• DATA LISTING:
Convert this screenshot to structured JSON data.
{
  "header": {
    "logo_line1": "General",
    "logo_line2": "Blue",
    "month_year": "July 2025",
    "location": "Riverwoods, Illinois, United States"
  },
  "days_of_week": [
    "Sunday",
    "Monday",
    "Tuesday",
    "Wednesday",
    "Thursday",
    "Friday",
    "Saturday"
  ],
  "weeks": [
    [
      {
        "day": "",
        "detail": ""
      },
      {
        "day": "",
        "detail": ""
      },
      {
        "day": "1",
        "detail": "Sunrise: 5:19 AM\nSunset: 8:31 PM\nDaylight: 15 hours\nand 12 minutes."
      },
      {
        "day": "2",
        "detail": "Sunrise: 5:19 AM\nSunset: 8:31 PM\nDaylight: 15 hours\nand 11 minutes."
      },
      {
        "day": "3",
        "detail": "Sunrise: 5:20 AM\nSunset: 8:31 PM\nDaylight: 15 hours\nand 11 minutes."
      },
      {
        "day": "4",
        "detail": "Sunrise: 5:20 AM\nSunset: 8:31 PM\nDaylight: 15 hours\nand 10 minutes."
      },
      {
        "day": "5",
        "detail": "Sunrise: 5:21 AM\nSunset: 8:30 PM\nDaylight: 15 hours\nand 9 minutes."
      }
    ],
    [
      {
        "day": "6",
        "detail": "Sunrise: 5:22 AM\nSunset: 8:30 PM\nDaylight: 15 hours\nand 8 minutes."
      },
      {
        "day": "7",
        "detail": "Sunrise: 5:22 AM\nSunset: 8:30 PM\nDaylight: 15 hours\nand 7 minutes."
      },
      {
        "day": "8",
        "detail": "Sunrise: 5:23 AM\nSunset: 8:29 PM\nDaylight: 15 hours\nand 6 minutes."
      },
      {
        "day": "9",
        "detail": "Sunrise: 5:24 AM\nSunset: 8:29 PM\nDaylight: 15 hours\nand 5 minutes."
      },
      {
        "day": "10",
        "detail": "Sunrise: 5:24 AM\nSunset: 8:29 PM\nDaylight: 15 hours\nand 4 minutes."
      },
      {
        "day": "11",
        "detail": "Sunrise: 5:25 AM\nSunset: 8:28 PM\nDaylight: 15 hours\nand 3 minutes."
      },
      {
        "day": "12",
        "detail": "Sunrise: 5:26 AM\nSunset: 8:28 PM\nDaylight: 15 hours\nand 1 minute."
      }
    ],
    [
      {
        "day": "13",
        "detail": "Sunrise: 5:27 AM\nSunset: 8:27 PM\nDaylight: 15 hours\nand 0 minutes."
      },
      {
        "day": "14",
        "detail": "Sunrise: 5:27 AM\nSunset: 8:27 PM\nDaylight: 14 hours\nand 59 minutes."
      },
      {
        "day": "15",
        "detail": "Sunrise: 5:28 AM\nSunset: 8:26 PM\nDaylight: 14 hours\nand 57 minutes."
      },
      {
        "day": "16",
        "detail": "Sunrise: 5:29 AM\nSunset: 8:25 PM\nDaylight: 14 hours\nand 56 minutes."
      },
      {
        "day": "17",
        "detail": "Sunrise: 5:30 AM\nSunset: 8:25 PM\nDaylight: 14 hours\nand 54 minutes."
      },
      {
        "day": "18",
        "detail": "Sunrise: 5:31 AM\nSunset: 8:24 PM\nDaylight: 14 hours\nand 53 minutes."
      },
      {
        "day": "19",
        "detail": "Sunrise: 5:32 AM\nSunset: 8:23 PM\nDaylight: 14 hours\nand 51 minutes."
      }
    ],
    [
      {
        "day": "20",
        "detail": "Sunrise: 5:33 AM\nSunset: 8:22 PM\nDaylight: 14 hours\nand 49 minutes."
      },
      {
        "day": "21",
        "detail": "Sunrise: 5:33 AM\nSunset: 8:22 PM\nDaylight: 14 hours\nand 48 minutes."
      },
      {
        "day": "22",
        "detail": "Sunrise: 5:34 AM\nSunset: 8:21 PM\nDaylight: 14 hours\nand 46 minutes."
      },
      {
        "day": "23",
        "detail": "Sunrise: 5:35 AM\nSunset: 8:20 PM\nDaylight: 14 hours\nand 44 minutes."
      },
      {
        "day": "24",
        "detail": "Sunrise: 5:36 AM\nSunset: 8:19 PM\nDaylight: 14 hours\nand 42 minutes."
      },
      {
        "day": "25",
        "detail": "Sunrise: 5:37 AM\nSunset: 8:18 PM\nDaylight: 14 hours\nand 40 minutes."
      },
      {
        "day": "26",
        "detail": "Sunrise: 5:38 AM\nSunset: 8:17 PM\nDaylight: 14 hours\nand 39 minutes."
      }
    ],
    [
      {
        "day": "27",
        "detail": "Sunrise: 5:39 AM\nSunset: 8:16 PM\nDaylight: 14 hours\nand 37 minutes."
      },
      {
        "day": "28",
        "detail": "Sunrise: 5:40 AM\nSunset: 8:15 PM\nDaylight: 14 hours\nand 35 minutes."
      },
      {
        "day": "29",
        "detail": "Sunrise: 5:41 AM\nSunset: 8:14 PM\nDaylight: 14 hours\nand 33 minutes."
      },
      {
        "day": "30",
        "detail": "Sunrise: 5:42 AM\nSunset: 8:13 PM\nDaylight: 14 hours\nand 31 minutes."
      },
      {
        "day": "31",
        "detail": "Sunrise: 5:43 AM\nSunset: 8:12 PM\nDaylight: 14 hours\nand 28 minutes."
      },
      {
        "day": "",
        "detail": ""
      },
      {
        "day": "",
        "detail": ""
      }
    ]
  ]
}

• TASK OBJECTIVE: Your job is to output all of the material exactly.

• SOLVED EXERCISE:
Convert this screenshot to structured JSON data.
{
  "header": {
    "logo_line1": "General",
    "logo_line2": "Blue",
    "month_year": "July 2025",
    "location": "Riverwoods, Illinois, United States"
  },
  "days_of_week": [
    "Sunday",
    "Monday",
    "Tuesday",
    "Wednesday",
    "Thursday",
    "Friday",
    "Saturday"
  ],
  "weeks": [
    [
      {
        "day": "",
        "detail": ""
      },
      {
        "day": "",
        "detail": ""
      },
      {
        "day": "1",
        "detail": "Sunrise: 5:19 AM\nSunset: 8:31 PM\nDaylight: 15 hours\nand 12 minutes."
      },
      {
        "day": "2",
        "detail": "Sunrise: 5:19 AM\nSunset: 8:31 PM\nDaylight: 15 hours\nand 11 minutes."
      },
      {
        "day": "3",
        "detail": "Sunrise: 5:20 AM\nSunset: 8:31 PM\nDaylight: 15 hours\nand 11 minutes."
      },
      {
        "day": "4",
        "detail": "Sunrise: 5:20 AM\nSunset: 8:31 PM\nDaylight: 15 hours\nand 10 minutes."
      },
      {
        "day": "5",
        "detail": "Sunrise: 5:21 AM\nSunset: 8:30 PM\nDaylight: 15 hours\nand 9 minutes."
      }
    ],
    [
      {
        "day": "6",
        "detail": "Sunrise: 5:22 AM\nSunset: 8:30 PM\nDaylight: 15 hours\nand 8 minutes."
      },
      {
        "day": "7",
        "detail": "Sunrise: 5:22 AM\nSunset: 8:30 PM\nDaylight: 15 hours\nand 7 minutes."
      },
      {
        "day": "8",
        "detail": "Sunrise: 5:23 AM\nSunset: 8:29 PM\nDaylight: 15 hours\nand 6 minutes."
      },
      {
        "day": "9",
        "detail": "Sunrise: 5:24 AM\nSunset: 8:29 PM\nDaylight: 15 hours\nand 5 minutes."
      },
      {
        "day": "10",
        "detail": "Sunrise: 5:24 AM\nSunset: 8:29 PM\nDaylight: 15 hours\nand 4 minutes."
      },
      {
        "day": "11",
        "detail": "Sunrise: 5:25 AM\nSunset: 8:28 PM\nDaylight: 15 hours\nand 3 minutes."
      },
      {
        "day": "12",
        "detail": "Sunrise: 5:26 AM\nSunset: 8:28 PM\nDaylight: 15 hours\nand 1 minute."
      }
    ],
    [
      {
        "day": "13",
        "detail": "Sunrise: 5:27 AM\nSunset: 8:27 PM\nDaylight: 15 hours\nand 0 minutes."
      },
      {
        "day": "14",
        "detail": "Sunrise: 5:27 AM\nSunset: 8:27 PM\nDaylight: 14 hours\nand 59 minutes."
      },
      {
        "day": "15",
        "detail": "Sunrise: 5:28 AM\nSunset: 8:26 PM\nDaylight: 14 hours\nand 57 minutes."
      },
      {
        "day": "16",
        "detail": "Sunrise: 5:29 AM\nSunset: 8:25 PM\nDaylight: 14 hours\nand 56 minutes."
      },
      {
        "day": "17",
        "detail": "Sunrise: 5:30 AM\nSunset: 8:25 PM\nDaylight: 14 hours\nand 54 minutes."
      },
      {
        "day": "18",
        "detail": "Sunrise: 5:31 AM\nSunset: 8:24 PM\nDaylight: 14 hours\nand 53 minutes."
      },
      {
        "day": "19",
        "detail": "Sunrise: 5:32 AM\nSunset: 8:23 PM\nDaylight: 14 hours\nand 51 minutes."
      }
    ],
    [
      {
        "day": "20",
        "detail": "Sunrise: 5:33 AM\nSunset: 8:22 PM\nDaylight: 14 hours\nand 49 minutes."
      },
      {
        "day": "21",
        "detail": "Sunrise: 5:33 AM\nSunset: 8:22 PM\nDaylight: 14 hours\nand 48 minutes."
      },
      {
        "day": "22",
        "detail": "Sunrise: 5:34 AM\nSunset: 8:21 PM\nDaylight: 14 hours\nand 46 minutes."
      },
      {
        "day": "23",
        "detail": "Sunrise: 5:35 AM\nSunset: 8:20 PM\nDaylight: 14 hours\nand 44 minutes."
      },
      {
        "day": "24",
        "detail": "Sunrise: 5:36 AM\nSunset: 8:19 PM\nDaylight: 14 hours\nand 42 minutes."
      },
      {
        "day": "25",
        "detail": "Sunrise: 5:37 AM\nSunset: 8:18 PM\nDaylight: 14 hours\nand 40 minutes."
      },
      {
        "day": "26",
        "detail": "Sunrise: 5:38 AM\nSunset: 8:17 PM\nDaylight: 14 hours\nand 39 minutes."
      }
    ],
    [
      {
        "day": "27",
        "detail": "Sunrise: 5:39 AM\nSunset: 8:16 PM\nDaylight: 14 hours\nand 37 minutes."
      },
      {
        "day": "28",
        "detail": "Sunrise: 5:40 AM\nSunset: 8:15 PM\nDaylight: 14 hours\nand 35 minutes."
      },
      {
        "day": "29",
        "detail": "Sunrise: 5:41 AM\nSunset: 8:14 PM\nDaylight: 14 hours\nand 33 minutes."
      },
      {
        "day": "30",
        "detail": "Sunrise: 5:42 AM\nSunset: 8:13 PM\nDaylight: 14 hours\nand 31 minutes."
      },
      {
        "day": "31",
        "detail": "Sunrise: 5:43 AM\nSunset: 8:12 PM\nDaylight: 14 hours\nand 28 minutes."
      },
      {
        "day": "",
        "detail": ""
      },
      {
        "day": "",
        "detail": ""
      }
    ]
  ]
}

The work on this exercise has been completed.